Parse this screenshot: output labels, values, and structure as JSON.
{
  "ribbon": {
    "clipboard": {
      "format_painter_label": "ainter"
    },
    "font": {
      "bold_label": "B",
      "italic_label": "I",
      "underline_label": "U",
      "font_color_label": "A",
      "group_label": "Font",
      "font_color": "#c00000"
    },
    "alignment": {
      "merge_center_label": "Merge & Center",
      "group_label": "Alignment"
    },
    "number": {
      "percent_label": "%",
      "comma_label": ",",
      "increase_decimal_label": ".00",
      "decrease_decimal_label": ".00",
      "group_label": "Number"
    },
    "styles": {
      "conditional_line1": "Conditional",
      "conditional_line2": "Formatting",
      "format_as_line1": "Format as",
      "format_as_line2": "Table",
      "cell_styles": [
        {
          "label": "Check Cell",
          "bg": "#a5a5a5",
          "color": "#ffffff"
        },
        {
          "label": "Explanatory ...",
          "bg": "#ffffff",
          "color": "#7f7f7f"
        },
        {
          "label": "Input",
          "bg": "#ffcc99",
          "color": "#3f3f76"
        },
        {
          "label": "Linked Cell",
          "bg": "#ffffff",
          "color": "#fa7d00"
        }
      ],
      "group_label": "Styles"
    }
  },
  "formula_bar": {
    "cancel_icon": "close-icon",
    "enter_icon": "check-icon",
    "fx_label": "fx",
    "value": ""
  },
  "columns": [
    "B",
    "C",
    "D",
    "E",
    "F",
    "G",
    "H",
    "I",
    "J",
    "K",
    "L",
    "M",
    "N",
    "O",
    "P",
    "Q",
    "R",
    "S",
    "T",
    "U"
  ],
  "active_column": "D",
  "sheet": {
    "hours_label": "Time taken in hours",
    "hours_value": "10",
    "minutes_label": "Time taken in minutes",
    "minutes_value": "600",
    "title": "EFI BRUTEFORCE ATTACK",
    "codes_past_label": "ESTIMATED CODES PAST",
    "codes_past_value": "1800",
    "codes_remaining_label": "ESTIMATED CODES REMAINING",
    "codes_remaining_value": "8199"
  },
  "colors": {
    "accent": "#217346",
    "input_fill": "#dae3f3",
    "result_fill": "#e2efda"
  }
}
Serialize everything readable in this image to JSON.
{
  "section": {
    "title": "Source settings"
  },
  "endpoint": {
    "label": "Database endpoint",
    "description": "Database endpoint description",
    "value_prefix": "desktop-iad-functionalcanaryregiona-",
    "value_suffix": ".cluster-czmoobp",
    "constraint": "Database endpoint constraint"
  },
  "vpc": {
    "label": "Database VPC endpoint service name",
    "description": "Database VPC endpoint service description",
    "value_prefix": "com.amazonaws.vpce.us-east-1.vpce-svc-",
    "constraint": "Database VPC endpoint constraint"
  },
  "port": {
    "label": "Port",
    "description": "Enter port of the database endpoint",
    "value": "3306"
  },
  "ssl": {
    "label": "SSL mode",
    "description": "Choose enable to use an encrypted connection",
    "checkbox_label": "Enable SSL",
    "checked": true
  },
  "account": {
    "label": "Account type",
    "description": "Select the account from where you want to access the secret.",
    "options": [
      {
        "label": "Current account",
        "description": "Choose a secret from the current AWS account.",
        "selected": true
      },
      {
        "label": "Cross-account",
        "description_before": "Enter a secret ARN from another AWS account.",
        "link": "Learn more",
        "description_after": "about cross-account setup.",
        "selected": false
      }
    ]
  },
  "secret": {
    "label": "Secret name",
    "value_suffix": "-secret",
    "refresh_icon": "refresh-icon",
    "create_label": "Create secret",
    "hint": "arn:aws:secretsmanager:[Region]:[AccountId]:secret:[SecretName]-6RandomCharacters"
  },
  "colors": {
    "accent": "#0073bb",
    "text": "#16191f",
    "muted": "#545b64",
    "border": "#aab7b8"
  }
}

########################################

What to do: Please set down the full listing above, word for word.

Written response:
Parse this screenshot: output labels, values, and structure as JSON.
{
  "ribbon": {
    "clipboard": {
      "format_painter_label": "ainter"
    },
    "font": {
      "bold_label": "B",
      "italic_label": "I",
      "underline_label": "U",
      "font_color_label": "A",
      "group_label": "Font",
      "font_color": "#c00000"
    },
    "alignment": {
      "merge_center_label": "Merge & Center",
      "group_label": "Alignment"
    },
    "number": {
      "percent_label": "%",
      "comma_label": ",",
      "increase_decimal_label": ".00",
      "decrease_decimal_label": ".00",
      "group_label": "Number"
    },
    "styles": {
      "conditional_line1": "Conditional",
      "conditional_line2": "Formatting",
      "format_as_line1": "Format as",
      "format_as_line2": "Table",
      "cell_styles": [
        {
          "label": "Check Cell",
          "bg": "#a5a5a5",
          "color": "#ffffff"
        },
        {
          "label": "Explanatory ...",
          "bg": "#ffffff",
          "color": "#7f7f7f"
        },
        {
          "label": "Input",
          "bg": "#ffcc99",
          "color": "#3f3f76"
        },
        {
          "label": "Linked Cell",
          "bg": "#ffffff",
          "color": "#fa7d00"
        }
      ],
      "group_label": "Styles"
    }
  },
  "formula_bar": {
    "cancel_icon": "close-icon",
    "enter_icon": "check-icon",
    "fx_label": "fx",
    "value": ""
  },
  "columns": [
    "B",
    "C",
    "D",
    "E",
    "F",
    "G",
    "H",
    "I",
    "J",
    "K",
    "L",
    "M",
    "N",
    "O",
    "P",
    "Q",
    "R",
    "S",
    "T",
    "U"
  ],
  "active_column": "D",
  "sheet": {
    "hours_label": "Time taken in hours",
    "hours_value": "10",
    "minutes_label": "Time taken in minutes",
    "minutes_value": "600",
    "title": "EFI BRUTEFORCE ATTACK",
    "codes_past_label": "ESTIMATED CODES PAST",
    "codes_past_value": "1800",
    "codes_remaining_label": "ESTIMATED CODES REMAINING",
    "codes_remaining_value": "8199"
  },
  "colors": {
    "accent": "#217346",
    "input_fill": "#dae3f3",
    "result_fill": "#e2efda"
  }
}
Serialize everything readable in this image to JSON.
{
  "section": {
    "title": "Source settings"
  },
  "endpoint": {
    "label": "Database endpoint",
    "description": "Database endpoint description",
    "value_prefix": "desktop-iad-functionalcanaryregiona-",
    "value_suffix": ".cluster-czmoobp",
    "constraint": "Database endpoint constraint"
  },
  "vpc": {
    "label": "Database VPC endpoint service name",
    "description": "Database VPC endpoint service description",
    "value_prefix": "com.amazonaws.vpce.us-east-1.vpce-svc-",
    "constraint": "Database VPC endpoint constraint"
  },
  "port": {
    "label": "Port",
    "description": "Enter port of the database endpoint",
    "value": "3306"
  },
  "ssl": {
    "label": "SSL mode",
    "description": "Choose enable to use an encrypted connection",
    "checkbox_label": "Enable SSL",
    "checked": true
  },
  "account": {
    "label": "Account type",
    "description": "Select the account from where you want to access the secret.",
    "options": [
      {
        "label": "Current account",
        "description": "Choose a secret from the current AWS account.",
        "selected": true
      },
      {
        "label": "Cross-account",
        "description_before": "Enter a secret ARN from another AWS account.",
        "link": "Learn more",
        "description_after": "about cross-account setup.",
        "selected": false
      }
    ]
  },
  "secret": {
    "label": "Secret name",
    "value_suffix": "-secret",
    "refresh_icon": "refresh-icon",
    "create_label": "Create secret",
    "hint": "arn:aws:secretsmanager:[Region]:[AccountId]:secret:[SecretName]-6RandomCharacters"
  },
  "colors": {
    "accent": "#0073bb",
    "text": "#16191f",
    "muted": "#545b64",
    "border": "#aab7b8"
  }
}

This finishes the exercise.